### [Prompt]
Could you repeat the data word for word while skipping the pictures?

### [Data supplied]
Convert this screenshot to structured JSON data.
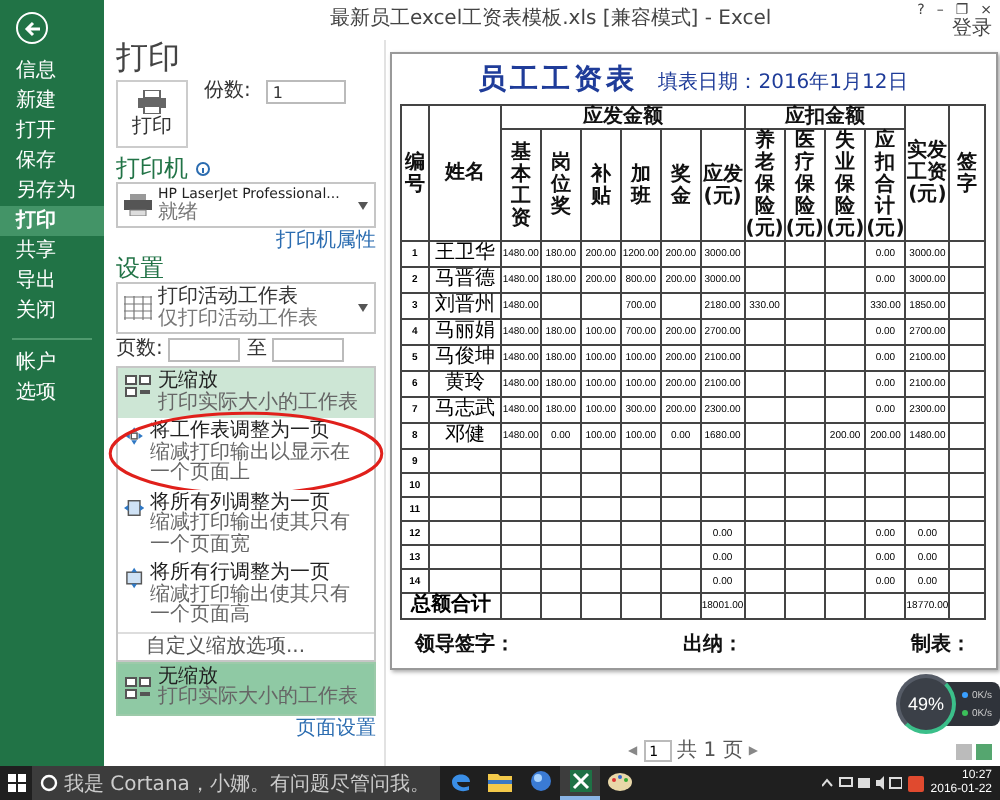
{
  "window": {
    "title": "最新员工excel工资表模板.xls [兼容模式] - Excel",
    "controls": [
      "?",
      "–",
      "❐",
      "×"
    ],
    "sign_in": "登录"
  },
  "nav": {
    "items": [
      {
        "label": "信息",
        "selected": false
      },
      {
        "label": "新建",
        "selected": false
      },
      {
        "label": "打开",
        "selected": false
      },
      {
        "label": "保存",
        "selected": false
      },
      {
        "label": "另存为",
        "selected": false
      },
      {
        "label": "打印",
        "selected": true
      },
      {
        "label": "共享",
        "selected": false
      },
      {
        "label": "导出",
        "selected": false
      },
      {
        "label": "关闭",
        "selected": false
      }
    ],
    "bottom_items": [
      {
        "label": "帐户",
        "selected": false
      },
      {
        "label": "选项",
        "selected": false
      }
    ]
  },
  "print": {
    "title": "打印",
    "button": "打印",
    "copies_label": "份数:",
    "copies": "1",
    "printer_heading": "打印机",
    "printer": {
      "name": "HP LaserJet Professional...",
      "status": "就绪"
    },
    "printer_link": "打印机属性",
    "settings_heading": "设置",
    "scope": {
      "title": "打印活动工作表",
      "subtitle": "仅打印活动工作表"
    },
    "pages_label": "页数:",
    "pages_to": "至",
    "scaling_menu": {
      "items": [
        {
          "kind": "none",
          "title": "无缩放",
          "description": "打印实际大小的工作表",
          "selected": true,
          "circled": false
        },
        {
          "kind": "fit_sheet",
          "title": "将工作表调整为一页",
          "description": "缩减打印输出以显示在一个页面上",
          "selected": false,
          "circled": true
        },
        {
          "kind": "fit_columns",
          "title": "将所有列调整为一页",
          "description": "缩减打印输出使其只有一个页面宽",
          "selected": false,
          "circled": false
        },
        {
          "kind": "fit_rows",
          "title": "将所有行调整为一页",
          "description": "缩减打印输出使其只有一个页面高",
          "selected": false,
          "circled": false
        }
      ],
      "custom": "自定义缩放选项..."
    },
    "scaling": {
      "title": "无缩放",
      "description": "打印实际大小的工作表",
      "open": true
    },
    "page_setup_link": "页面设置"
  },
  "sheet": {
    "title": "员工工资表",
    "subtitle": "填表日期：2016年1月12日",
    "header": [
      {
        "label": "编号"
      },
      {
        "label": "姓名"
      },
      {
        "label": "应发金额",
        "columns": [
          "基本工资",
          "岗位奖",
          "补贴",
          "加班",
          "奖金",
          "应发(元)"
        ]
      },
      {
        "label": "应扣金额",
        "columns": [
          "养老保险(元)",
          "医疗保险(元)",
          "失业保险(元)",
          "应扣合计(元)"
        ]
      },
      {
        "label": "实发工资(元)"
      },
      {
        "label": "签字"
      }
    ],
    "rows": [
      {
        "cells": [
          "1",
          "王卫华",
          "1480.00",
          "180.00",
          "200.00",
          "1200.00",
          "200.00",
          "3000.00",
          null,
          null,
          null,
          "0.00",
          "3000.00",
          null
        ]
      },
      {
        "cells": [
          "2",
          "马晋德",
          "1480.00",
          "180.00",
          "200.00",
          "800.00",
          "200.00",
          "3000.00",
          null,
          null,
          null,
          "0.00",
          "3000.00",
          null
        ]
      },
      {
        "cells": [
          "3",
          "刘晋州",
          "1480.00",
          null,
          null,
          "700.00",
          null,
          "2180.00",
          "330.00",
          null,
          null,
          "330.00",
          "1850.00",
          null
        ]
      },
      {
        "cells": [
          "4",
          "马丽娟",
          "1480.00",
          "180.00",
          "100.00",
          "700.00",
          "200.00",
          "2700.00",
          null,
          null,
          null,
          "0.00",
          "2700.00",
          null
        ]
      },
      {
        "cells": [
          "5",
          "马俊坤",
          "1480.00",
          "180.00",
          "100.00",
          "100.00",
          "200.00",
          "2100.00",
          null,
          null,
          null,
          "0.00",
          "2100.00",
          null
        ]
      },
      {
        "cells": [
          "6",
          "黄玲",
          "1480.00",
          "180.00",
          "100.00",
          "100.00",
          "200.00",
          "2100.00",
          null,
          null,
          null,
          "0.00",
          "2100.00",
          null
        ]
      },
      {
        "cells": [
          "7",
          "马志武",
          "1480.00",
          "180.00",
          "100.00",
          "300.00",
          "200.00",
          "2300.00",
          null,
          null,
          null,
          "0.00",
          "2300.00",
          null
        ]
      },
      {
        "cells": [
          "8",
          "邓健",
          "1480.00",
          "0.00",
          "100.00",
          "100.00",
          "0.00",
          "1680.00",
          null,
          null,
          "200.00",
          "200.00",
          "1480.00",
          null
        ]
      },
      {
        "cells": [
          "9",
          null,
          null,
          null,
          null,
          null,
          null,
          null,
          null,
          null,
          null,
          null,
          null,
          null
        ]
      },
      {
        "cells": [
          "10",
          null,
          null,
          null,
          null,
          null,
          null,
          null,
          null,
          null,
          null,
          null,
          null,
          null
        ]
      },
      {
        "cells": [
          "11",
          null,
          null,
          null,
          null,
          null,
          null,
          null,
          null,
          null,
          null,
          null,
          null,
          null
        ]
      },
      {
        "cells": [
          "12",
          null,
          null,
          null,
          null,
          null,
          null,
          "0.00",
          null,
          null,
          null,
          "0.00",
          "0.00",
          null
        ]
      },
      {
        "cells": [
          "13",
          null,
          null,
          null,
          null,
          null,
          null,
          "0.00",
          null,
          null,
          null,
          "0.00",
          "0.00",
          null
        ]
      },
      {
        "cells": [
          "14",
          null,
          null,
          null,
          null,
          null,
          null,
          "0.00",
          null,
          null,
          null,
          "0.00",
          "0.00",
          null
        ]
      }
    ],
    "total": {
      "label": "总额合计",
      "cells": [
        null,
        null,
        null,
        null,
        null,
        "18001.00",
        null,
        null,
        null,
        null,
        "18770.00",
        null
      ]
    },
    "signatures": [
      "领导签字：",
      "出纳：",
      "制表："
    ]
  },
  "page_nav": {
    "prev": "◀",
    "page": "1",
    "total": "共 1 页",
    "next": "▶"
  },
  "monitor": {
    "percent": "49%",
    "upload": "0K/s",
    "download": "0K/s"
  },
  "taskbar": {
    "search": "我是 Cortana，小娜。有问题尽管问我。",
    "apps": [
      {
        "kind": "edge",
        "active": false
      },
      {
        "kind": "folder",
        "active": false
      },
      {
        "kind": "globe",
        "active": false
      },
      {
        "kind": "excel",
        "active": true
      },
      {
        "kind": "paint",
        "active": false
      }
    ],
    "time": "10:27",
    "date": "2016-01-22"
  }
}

### [Answer to the exercise]
Convert this screenshot to structured JSON data.
{
  "window": {
    "title": "最新员工excel工资表模板.xls [兼容模式] - Excel",
    "controls": [
      "?",
      "–",
      "❐",
      "×"
    ],
    "sign_in": "登录"
  },
  "nav": {
    "items": [
      {
        "label": "信息",
        "selected": false
      },
      {
        "label": "新建",
        "selected": false
      },
      {
        "label": "打开",
        "selected": false
      },
      {
        "label": "保存",
        "selected": false
      },
      {
        "label": "另存为",
        "selected": false
      },
      {
        "label": "打印",
        "selected": true
      },
      {
        "label": "共享",
        "selected": false
      },
      {
        "label": "导出",
        "selected": false
      },
      {
        "label": "关闭",
        "selected": false
      }
    ],
    "bottom_items": [
      {
        "label": "帐户",
        "selected": false
      },
      {
        "label": "选项",
        "selected": false
      }
    ]
  },
  "print": {
    "title": "打印",
    "button": "打印",
    "copies_label": "份数:",
    "copies": "1",
    "printer_heading": "打印机",
    "printer": {
      "name": "HP LaserJet Professional...",
      "status": "就绪"
    },
    "printer_link": "打印机属性",
    "settings_heading": "设置",
    "scope": {
      "title": "打印活动工作表",
      "subtitle": "仅打印活动工作表"
    },
    "pages_label": "页数:",
    "pages_to": "至",
    "scaling_menu": {
      "items": [
        {
          "kind": "none",
          "title": "无缩放",
          "description": "打印实际大小的工作表",
          "selected": true,
          "circled": false
        },
        {
          "kind": "fit_sheet",
          "title": "将工作表调整为一页",
          "description": "缩减打印输出以显示在一个页面上",
          "selected": false,
          "circled": true
        },
        {
          "kind": "fit_columns",
          "title": "将所有列调整为一页",
          "description": "缩减打印输出使其只有一个页面宽",
          "selected": false,
          "circled": false
        },
        {
          "kind": "fit_rows",
          "title": "将所有行调整为一页",
          "description": "缩减打印输出使其只有一个页面高",
          "selected": false,
          "circled": false
        }
      ],
      "custom": "自定义缩放选项..."
    },
    "scaling": {
      "title": "无缩放",
      "description": "打印实际大小的工作表",
      "open": true
    },
    "page_setup_link": "页面设置"
  },
  "sheet": {
    "title": "员工工资表",
    "subtitle": "填表日期：2016年1月12日",
    "header": [
      {
        "label": "编号"
      },
      {
        "label": "姓名"
      },
      {
        "label": "应发金额",
        "columns": [
          "基本工资",
          "岗位奖",
          "补贴",
          "加班",
          "奖金",
          "应发(元)"
        ]
      },
      {
        "label": "应扣金额",
        "columns": [
          "养老保险(元)",
          "医疗保险(元)",
          "失业保险(元)",
          "应扣合计(元)"
        ]
      },
      {
        "label": "实发工资(元)"
      },
      {
        "label": "签字"
      }
    ],
    "rows": [
      {
        "cells": [
          "1",
          "王卫华",
          "1480.00",
          "180.00",
          "200.00",
          "1200.00",
          "200.00",
          "3000.00",
          null,
          null,
          null,
          "0.00",
          "3000.00",
          null
        ]
      },
      {
        "cells": [
          "2",
          "马晋德",
          "1480.00",
          "180.00",
          "200.00",
          "800.00",
          "200.00",
          "3000.00",
          null,
          null,
          null,
          "0.00",
          "3000.00",
          null
        ]
      },
      {
        "cells": [
          "3",
          "刘晋州",
          "1480.00",
          null,
          null,
          "700.00",
          null,
          "2180.00",
          "330.00",
          null,
          null,
          "330.00",
          "1850.00",
          null
        ]
      },
      {
        "cells": [
          "4",
          "马丽娟",
          "1480.00",
          "180.00",
          "100.00",
          "700.00",
          "200.00",
          "2700.00",
          null,
          null,
          null,
          "0.00",
          "2700.00",
          null
        ]
      },
      {
        "cells": [
          "5",
          "马俊坤",
          "1480.00",
          "180.00",
          "100.00",
          "100.00",
          "200.00",
          "2100.00",
          null,
          null,
          null,
          "0.00",
          "2100.00",
          null
        ]
      },
      {
        "cells": [
          "6",
          "黄玲",
          "1480.00",
          "180.00",
          "100.00",
          "100.00",
          "200.00",
          "2100.00",
          null,
          null,
          null,
          "0.00",
          "2100.00",
          null
        ]
      },
      {
        "cells": [
          "7",
          "马志武",
          "1480.00",
          "180.00",
          "100.00",
          "300.00",
          "200.00",
          "2300.00",
          null,
          null,
          null,
          "0.00",
          "2300.00",
          null
        ]
      },
      {
        "cells": [
          "8",
          "邓健",
          "1480.00",
          "0.00",
          "100.00",
          "100.00",
          "0.00",
          "1680.00",
          null,
          null,
          "200.00",
          "200.00",
          "1480.00",
          null
        ]
      },
      {
        "cells": [
          "9",
          null,
          null,
          null,
          null,
          null,
          null,
          null,
          null,
          null,
          null,
          null,
          null,
          null
        ]
      },
      {
        "cells": [
          "10",
          null,
          null,
          null,
          null,
          null,
          null,
          null,
          null,
          null,
          null,
          null,
          null,
          null
        ]
      },
      {
        "cells": [
          "11",
          null,
          null,
          null,
          null,
          null,
          null,
          null,
          null,
          null,
          null,
          null,
          null,
          null
        ]
      },
      {
        "cells": [
          "12",
          null,
          null,
          null,
          null,
          null,
          null,
          "0.00",
          null,
          null,
          null,
          "0.00",
          "0.00",
          null
        ]
      },
      {
        "cells": [
          "13",
          null,
          null,
          null,
          null,
          null,
          null,
          "0.00",
          null,
          null,
          null,
          "0.00",
          "0.00",
          null
        ]
      },
      {
        "cells": [
          "14",
          null,
          null,
          null,
          null,
          null,
          null,
          "0.00",
          null,
          null,
          null,
          "0.00",
          "0.00",
          null
        ]
      }
    ],
    "total": {
      "label": "总额合计",
      "cells": [
        null,
        null,
        null,
        null,
        null,
        "18001.00",
        null,
        null,
        null,
        null,
        "18770.00",
        null
      ]
    },
    "signatures": [
      "领导签字：",
      "出纳：",
      "制表："
    ]
  },
  "page_nav": {
    "prev": "◀",
    "page": "1",
    "total": "共 1 页",
    "next": "▶"
  },
  "monitor": {
    "percent": "49%",
    "upload": "0K/s",
    "download": "0K/s"
  },
  "taskbar": {
    "search": "我是 Cortana，小娜。有问题尽管问我。",
    "apps": [
      {
        "kind": "edge",
        "active": false
      },
      {
        "kind": "folder",
        "active": false
      },
      {
        "kind": "globe",
        "active": false
      },
      {
        "kind": "excel",
        "active": true
      },
      {
        "kind": "paint",
        "active": false
      }
    ],
    "time": "10:27",
    "date": "2016-01-22"
  }
}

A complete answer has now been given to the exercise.